Secret agent Mabel Stranks, a former post mistress in Highworth, is one of the most unlikely spies, The postmistress used her position in the town’s high street to play a significant role in the training of more than 2,000 men at the secret location at Coleshill House.

Mrs Stranks was well known in the post office, now 23 High Street, sorting out stamps and telegrams for more than 25 years.

But what few realised was that the grey-haired woman was part of a resistance movement.

Her involvement came about after Coleshill House, was chosen as the headquarters for the secret underground movement.

The project was named Auxiliary Unit and the house was renamed the Auxiliary Gateway.

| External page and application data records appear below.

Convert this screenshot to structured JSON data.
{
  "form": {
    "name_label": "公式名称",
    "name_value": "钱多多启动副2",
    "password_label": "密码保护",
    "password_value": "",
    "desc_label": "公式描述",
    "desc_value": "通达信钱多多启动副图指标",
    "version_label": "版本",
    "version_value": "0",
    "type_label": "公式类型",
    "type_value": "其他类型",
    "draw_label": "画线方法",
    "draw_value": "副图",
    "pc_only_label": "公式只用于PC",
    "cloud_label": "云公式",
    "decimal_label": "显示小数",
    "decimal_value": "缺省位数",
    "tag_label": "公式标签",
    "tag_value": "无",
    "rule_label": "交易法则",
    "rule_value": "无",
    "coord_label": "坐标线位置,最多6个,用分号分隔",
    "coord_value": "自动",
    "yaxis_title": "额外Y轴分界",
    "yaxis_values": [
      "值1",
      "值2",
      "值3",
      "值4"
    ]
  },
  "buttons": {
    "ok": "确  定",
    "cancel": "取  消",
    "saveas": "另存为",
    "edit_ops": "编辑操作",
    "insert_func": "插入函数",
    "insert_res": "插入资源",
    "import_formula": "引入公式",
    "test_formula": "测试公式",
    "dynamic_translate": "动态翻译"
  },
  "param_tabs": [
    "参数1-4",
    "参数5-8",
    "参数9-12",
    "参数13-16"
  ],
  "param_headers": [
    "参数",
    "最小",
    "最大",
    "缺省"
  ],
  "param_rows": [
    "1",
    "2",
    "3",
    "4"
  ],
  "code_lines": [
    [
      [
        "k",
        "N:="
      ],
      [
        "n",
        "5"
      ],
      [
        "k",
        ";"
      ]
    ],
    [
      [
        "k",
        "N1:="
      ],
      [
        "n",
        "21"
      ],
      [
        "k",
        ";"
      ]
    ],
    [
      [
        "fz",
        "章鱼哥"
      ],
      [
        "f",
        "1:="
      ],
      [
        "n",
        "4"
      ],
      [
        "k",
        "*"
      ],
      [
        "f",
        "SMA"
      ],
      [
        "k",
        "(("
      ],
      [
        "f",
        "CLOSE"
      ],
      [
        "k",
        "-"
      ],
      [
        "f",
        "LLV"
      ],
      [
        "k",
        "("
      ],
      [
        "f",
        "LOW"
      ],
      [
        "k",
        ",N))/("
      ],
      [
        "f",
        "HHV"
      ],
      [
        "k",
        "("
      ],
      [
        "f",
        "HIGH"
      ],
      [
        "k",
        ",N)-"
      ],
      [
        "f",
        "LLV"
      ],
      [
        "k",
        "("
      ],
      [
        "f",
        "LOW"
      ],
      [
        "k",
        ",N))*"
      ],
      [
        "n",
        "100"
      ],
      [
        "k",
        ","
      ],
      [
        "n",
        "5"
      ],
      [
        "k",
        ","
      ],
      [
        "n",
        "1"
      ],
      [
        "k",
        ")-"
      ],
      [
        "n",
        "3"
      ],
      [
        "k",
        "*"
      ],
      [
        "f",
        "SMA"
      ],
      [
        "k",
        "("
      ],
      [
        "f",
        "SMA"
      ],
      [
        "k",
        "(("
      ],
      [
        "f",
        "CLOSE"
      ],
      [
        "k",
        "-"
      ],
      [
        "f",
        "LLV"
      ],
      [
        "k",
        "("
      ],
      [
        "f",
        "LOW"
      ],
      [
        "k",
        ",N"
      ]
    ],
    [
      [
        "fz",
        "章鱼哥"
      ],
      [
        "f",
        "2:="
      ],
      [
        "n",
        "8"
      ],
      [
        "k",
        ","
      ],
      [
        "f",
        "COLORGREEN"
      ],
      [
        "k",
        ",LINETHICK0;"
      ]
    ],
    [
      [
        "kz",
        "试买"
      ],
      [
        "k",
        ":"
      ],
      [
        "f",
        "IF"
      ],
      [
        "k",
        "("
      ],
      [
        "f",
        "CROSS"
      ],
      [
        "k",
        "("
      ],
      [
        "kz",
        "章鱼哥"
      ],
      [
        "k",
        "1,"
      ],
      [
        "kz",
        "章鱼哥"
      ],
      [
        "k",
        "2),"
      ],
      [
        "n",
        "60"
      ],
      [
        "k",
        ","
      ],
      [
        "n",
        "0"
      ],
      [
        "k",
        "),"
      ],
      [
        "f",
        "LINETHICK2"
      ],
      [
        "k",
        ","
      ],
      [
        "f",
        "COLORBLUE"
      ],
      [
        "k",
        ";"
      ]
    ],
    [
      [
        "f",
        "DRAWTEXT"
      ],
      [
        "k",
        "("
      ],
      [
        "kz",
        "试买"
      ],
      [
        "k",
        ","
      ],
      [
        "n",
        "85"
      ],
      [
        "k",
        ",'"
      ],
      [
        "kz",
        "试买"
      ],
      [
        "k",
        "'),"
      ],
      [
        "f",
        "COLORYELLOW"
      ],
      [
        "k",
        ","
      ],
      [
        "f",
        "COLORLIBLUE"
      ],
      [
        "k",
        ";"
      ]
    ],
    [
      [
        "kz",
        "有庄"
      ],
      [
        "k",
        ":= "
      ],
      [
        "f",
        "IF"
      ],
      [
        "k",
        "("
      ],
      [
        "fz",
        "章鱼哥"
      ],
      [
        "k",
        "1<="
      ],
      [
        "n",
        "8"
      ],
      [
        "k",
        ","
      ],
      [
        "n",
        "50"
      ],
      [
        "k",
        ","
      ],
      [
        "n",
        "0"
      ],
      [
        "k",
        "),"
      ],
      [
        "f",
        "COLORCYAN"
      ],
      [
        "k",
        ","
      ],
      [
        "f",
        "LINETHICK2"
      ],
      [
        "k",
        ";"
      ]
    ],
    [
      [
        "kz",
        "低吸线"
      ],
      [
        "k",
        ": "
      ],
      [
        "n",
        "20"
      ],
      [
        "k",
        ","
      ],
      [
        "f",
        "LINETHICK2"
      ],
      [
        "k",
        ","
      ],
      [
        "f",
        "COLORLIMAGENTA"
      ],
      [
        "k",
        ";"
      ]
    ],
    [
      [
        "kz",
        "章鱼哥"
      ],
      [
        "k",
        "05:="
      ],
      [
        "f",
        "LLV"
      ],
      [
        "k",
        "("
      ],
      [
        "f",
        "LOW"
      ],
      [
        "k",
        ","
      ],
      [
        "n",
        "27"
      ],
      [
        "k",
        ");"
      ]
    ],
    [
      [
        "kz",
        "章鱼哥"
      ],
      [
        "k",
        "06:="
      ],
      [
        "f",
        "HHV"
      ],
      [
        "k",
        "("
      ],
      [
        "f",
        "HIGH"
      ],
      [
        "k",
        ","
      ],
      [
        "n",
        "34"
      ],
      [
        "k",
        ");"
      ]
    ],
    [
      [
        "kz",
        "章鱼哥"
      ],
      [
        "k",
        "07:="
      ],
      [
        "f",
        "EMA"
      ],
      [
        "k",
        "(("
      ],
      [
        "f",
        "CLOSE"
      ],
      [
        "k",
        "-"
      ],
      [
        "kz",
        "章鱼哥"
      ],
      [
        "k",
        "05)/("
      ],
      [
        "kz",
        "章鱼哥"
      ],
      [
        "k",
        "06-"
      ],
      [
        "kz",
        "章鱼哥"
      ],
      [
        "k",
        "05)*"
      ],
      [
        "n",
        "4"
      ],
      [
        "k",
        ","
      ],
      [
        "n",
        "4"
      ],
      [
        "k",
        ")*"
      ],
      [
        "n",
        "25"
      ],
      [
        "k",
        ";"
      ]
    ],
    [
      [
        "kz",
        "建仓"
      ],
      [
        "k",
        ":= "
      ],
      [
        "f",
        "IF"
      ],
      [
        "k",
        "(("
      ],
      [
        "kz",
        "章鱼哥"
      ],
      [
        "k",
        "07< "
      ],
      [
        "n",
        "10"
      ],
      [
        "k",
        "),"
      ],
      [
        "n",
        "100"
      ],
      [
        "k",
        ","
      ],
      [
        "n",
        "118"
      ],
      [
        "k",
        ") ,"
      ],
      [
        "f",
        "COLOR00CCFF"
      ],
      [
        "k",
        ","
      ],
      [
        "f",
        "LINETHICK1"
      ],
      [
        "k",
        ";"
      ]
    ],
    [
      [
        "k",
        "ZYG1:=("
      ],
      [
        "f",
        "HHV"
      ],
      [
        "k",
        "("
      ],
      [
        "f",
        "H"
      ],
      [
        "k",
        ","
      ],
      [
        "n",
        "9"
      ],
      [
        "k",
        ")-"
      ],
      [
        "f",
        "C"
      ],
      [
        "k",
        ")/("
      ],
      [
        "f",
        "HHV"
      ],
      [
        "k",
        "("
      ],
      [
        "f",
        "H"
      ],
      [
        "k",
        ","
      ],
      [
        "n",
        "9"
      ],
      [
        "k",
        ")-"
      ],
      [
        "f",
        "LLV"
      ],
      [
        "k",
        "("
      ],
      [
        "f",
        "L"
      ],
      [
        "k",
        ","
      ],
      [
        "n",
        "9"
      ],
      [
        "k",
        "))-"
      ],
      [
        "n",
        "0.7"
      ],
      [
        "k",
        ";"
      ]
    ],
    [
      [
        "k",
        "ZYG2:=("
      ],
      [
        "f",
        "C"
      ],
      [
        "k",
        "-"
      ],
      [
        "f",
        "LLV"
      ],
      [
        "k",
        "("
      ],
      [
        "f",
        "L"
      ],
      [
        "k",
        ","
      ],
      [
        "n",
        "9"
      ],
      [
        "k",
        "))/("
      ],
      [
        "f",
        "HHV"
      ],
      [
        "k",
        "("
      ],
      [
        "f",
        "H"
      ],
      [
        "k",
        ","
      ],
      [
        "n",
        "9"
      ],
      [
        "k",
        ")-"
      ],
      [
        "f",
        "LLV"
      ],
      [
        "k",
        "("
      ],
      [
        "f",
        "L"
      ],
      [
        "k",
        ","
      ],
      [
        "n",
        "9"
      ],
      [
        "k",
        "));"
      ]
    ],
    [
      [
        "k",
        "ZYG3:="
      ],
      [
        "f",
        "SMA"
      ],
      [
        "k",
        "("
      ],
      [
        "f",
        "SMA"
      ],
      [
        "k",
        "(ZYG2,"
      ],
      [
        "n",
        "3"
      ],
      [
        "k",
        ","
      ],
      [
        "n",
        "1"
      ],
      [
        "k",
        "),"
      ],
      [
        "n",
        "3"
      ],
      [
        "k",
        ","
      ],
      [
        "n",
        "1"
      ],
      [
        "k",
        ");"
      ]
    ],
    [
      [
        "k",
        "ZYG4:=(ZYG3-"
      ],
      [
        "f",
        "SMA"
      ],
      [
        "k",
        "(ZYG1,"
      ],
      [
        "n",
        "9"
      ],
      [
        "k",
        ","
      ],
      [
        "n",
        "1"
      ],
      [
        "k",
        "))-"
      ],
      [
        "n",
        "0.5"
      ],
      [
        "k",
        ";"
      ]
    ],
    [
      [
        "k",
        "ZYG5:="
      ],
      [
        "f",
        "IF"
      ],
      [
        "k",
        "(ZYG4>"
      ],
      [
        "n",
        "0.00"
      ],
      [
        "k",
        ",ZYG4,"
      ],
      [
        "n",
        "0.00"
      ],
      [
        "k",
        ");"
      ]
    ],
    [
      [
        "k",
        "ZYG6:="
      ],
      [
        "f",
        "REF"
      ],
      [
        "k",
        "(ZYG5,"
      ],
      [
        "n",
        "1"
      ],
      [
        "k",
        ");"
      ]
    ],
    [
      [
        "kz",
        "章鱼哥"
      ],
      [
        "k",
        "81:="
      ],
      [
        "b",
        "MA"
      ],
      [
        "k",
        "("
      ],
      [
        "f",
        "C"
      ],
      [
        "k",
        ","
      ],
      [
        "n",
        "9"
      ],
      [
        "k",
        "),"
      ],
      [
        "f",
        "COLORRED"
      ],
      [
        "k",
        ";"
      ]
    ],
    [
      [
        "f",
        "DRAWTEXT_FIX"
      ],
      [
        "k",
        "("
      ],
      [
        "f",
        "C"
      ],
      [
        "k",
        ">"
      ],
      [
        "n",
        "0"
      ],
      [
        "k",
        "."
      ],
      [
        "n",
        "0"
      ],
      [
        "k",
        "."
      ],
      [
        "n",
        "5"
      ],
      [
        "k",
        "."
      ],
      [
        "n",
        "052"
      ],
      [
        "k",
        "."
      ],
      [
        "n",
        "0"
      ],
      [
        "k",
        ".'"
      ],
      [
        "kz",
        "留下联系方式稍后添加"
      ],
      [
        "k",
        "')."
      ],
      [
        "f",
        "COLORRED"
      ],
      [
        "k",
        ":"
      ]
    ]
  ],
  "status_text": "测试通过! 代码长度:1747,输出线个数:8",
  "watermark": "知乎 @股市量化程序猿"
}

The idea was that of General Andrew Thorne who conceived the idea of civilian troops who, in the event of Britain being occupied, would remain behind the enemy lines and attack supply lines and support units.

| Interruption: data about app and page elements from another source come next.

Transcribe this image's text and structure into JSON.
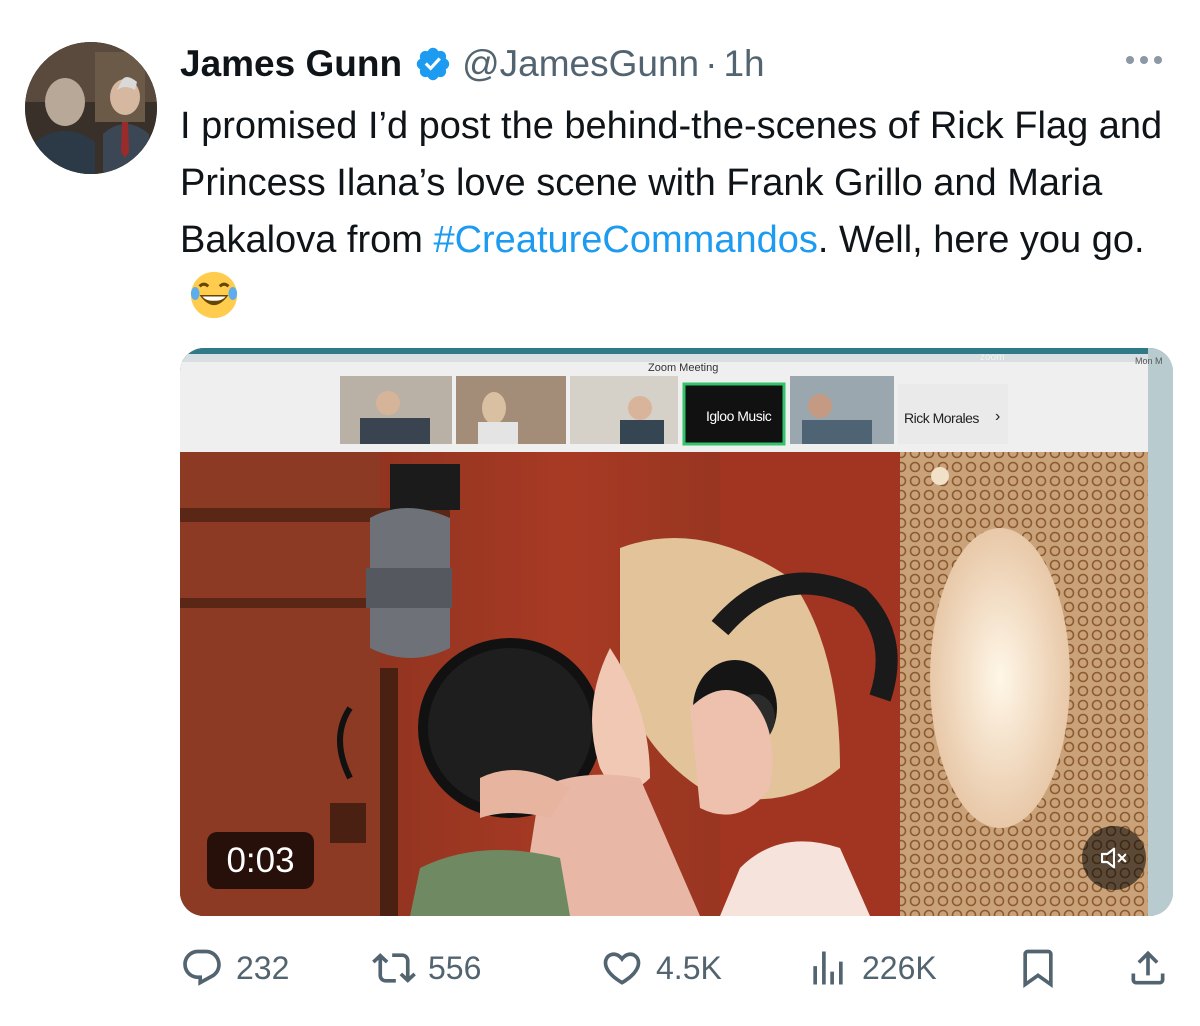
{
  "tweet": {
    "author": {
      "name": "James Gunn",
      "handle": "@JamesGunn",
      "separator": "·",
      "time": "1h",
      "verified": true
    },
    "text_before": "I promised I’d post the behind-the-scenes of Rick Flag and Princess Ilana’s love scene with Frank Grillo and Maria Bakalova from ",
    "hashtag": "#CreatureCommandos",
    "text_after": ". Well, here you go.",
    "emoji": "face-with-tears-of-joy",
    "media": {
      "type": "video",
      "duration": "0:03",
      "muted": true,
      "zoom_window_title": "Zoom Meeting",
      "menubar_app": "zoom",
      "menubar_right": "Mon M",
      "participant_tiles": [
        "Igloo Music",
        "Rick Morales"
      ],
      "next_arrow": "›"
    },
    "metrics": {
      "replies": "232",
      "reposts": "556",
      "likes": "4.5K",
      "views": "226K"
    }
  },
  "colors": {
    "link": "#1d9bf0",
    "secondary_text": "#536471",
    "text": "#0f1419",
    "verified_badge": "#1d9bf0"
  },
  "icons": [
    "more-icon",
    "verified-icon",
    "reply-icon",
    "repost-icon",
    "like-icon",
    "views-icon",
    "bookmark-icon",
    "share-icon",
    "mute-icon"
  ]
}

Captain Fleming, the brother of Ian Fleming the author, was put in charge of training the resistance.

Some thousands of civilians, more than a hundred army officers and some six hundred other ranks were to train at Coleshill.

Trainees visiting Coleshill reported to the post office where Mrs Stranks checked them out and telephoned Coleshill for a car.

Highworth Historical Society member Jo Clark said: “It is highly unlikely that she had any knowledge of what went on at Coleshill.

“Many trainees who came through Highworth have no recollection of her as they dealt with the counter clerk.”

By late 1941 nearly 600 resistance patrols had been formed, comprising over 3,500 Auxiliaries.

Most counties had their own Intelligence Officer, who was often stationed in his home county because of his contacts.

Among these regular officers was the actor, the late Sir Anthony Quayle, who was Intelligence Officer for Northumberland.

During the war, Coleshill was owned by potter Katherine Pleydell-Bouverie, aka Bina, and her sister Mary who continued to live in the house.

In 1946 the house was sold to Ernest Cook, one of the partners of Thomas Cook the travel agents but was destroyed by fire in 1952.

Now the estate is owned by the National Trust and every year a village open day includes a guided tour of the Auxiliary Unit story.

Meanwhile a plaque commemorating Mrs Stranks has been placed above the old post office.

For more information on guided tours or the home call (01793) 762209.

n Information the Auxilliary Unit came from the History of Highworth, published by the town’s Historical Society.